It (from the same source):

… provides an example where imposing the requirement for unbiased estimation might be seen as just adding inconvenience, with no real benefit.

Let’s make a quick plot comparing the naive estimate of standard deviation (“forgetting to use n-1 in the denominator”) and the Bessel corrected estimate (the square-root of the Bessel corrected variance). It is well known that the naive estimate is biased-down and under-estimates both the variance and standard deviation. The Bessel correction deliberately inflates the variance estimate to get the expected value right (i.e., to remove the bias). However, as we can see in the following graph: for the standard deviation the correction is too much. The square-root of the Bessel corrected variance is systematically an over-estimate of the standard deviation.
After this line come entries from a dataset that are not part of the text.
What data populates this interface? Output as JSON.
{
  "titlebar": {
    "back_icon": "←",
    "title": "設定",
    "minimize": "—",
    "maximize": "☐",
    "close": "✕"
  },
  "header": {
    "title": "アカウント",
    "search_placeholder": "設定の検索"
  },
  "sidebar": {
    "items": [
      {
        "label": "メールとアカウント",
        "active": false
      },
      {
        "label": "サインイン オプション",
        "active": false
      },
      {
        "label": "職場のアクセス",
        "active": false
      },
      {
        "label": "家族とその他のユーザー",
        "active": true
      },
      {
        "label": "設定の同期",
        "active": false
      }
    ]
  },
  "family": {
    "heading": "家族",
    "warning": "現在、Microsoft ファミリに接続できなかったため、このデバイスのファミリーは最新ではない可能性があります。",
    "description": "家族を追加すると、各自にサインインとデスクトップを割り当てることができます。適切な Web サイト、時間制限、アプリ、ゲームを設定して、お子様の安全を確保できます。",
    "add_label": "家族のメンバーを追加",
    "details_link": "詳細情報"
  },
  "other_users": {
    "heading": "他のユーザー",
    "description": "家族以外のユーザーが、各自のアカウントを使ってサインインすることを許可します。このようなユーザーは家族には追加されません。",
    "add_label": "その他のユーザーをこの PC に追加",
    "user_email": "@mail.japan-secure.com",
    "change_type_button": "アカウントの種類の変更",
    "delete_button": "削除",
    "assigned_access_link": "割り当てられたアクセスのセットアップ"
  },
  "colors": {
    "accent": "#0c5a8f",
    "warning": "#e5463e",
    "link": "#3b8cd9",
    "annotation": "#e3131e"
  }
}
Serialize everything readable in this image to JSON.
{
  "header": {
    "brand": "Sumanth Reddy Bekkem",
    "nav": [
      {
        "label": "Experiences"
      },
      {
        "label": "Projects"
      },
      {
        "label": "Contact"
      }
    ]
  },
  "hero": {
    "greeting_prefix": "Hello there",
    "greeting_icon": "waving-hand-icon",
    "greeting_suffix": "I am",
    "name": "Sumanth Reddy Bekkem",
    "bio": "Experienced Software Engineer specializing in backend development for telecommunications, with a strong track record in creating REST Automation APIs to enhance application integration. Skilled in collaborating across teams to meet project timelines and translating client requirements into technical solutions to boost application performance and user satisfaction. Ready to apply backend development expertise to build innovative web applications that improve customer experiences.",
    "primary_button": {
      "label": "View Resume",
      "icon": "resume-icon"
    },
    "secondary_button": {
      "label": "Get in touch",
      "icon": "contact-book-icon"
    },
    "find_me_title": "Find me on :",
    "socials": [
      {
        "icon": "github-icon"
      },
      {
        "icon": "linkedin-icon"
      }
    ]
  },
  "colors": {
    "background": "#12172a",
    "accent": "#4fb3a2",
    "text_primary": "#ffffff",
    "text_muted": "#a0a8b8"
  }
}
We can show this graphically as follows.

The above graph is portraying, for different sample sizes (n), the ratio of the expected values of the various estimates to the true value of the standard deviation (for observations from an i.i.d. normal random source). So: an unbiased estimate would lie on the line y=1.

Notice the Bessel corrected is further away from the true value of the standard deviation than the naive estimate was (just biased in the opposite direction). So from the standard-deviation point of view the Bessel correction isn’t really better than the naive estimate.